Fern Trees, Australia ca. 1855-1865By Remembering the Past Australia / May 2, 2022 / Australia / 0 Comments
This engraving of fern trees by Edward Paxman Brandard was taken from a drawing by Russian-born artist Nicholas Chevalier.
“Australia” vol. I, 1873; Edwin Carton Booth F.R.C.I. with drawings by (John) Skinner Prout, N. (Nicholas) Chevalier, &c. &c.
About the Artist:
Nicholas Chevalier was born on 9 May 1828, in St Petersburg, Russia, the son of Swiss-born Louis Chevalier, overseer to the estates of the Prince de Wittgenstein in Russia, and a Russian mother, Tatiana Onofriewna. Nicholas left Russia with his father in 1845 and studied painting and architecture in Lausanne, Switzerland and Munich, Germany. He became an illustrator in watercolours and lithography after moving to London in 1851. Two of his paintings were hung in the Royal Academy in 1852. He then studied painting in Rome before returning to London.
In late 1854 Chevalier sailed from London to Australia on board the ‘Swallow’ to join his father and brother, who was manager of the vineyards at Bontharambo on the Ovens River in Victoria. He arrived in Melbourne on 25 December and in August 1855 he obtained work as a cartoonist on the newly established Melbourne Punch. Later he did illustrative work for the Illustrated Australian News and also worked in chromo-lithography.
On 5 March 1857, Nicholas Chevalier married Caroline Wilkie, at the Congregational Church, Brunswick Street, Melbourne. Caroline was also an artist, the daughter of Frederick Wilkie (artist) and Sarah Drew. She was also related to the Scottish artist, David Wilkie.

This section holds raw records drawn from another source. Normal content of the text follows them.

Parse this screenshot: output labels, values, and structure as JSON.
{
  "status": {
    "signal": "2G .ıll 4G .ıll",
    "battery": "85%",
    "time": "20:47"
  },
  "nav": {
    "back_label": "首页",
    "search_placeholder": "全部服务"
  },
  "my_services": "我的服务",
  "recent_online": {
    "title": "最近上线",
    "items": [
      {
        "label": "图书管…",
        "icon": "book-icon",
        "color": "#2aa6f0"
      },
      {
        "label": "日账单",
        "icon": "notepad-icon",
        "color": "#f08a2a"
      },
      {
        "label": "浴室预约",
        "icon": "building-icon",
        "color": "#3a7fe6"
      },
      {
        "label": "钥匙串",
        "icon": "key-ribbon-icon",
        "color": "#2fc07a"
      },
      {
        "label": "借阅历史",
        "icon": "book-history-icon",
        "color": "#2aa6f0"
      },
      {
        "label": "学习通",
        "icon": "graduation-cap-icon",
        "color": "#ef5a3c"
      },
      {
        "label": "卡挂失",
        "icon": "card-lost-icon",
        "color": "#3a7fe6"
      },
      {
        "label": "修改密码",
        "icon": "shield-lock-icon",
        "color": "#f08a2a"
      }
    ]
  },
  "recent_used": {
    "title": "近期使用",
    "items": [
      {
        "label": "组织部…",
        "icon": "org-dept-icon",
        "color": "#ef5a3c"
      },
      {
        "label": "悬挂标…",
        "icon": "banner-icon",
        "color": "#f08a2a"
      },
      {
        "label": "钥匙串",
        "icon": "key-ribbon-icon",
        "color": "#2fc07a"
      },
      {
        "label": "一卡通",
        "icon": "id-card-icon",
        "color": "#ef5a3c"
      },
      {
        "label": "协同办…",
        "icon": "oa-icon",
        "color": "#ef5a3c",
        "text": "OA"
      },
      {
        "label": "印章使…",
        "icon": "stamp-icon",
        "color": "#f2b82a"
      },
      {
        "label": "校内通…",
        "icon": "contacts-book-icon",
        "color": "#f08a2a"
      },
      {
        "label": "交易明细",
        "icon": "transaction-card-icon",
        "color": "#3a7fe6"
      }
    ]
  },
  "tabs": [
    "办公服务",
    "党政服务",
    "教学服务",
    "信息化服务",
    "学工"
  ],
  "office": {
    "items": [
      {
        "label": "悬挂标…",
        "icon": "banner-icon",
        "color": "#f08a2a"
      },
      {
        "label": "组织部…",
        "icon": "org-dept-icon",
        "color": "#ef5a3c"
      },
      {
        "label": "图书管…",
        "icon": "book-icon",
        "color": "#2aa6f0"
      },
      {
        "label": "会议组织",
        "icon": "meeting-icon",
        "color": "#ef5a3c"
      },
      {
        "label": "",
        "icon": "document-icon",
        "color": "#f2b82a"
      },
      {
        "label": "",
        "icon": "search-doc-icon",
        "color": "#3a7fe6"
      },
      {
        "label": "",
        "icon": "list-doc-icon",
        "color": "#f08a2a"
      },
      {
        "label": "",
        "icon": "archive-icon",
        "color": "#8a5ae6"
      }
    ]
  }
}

In 1864, when the National Gallery of Victoria was founded, an exhibition of works by Victorian artists was held. Considered to be the best picture exhibited, Nicholas Chevalier’s painting The Buffalo Ranges was purchased for £200. by the government for the National Gallery of Victoria. It was the first picture painted in Australia to be included in the Melbourne collection.
In 1865 Chevalier visited New Zealand, travelling widely and doing much work there which was exhibited in Melbourne on his return. In 1869 he joined HMS Galatea as an artist with the Duke of Edinburgh, on the voyage to the East and back to London with stops in Tahiti, Hawaii, Japan, China, Ceylon (Sri Lanka) and India. The pictures painted during the voyage were exhibited at South Kensington.
In January 1874 Chevalier was commissioned by Queen Victoria to travel to St Petersburg and paint a picture of the marriage of the Duke of Edinburgh. Chevalier made London his headquarters and was a constant exhibitor at the Academy from 1871 to 1887. He had one picture in the 1895 Academy but had practically given up painting by then.
Nicholas Chevalier died in London on 15 March 1902.
From the collection of:
The British Library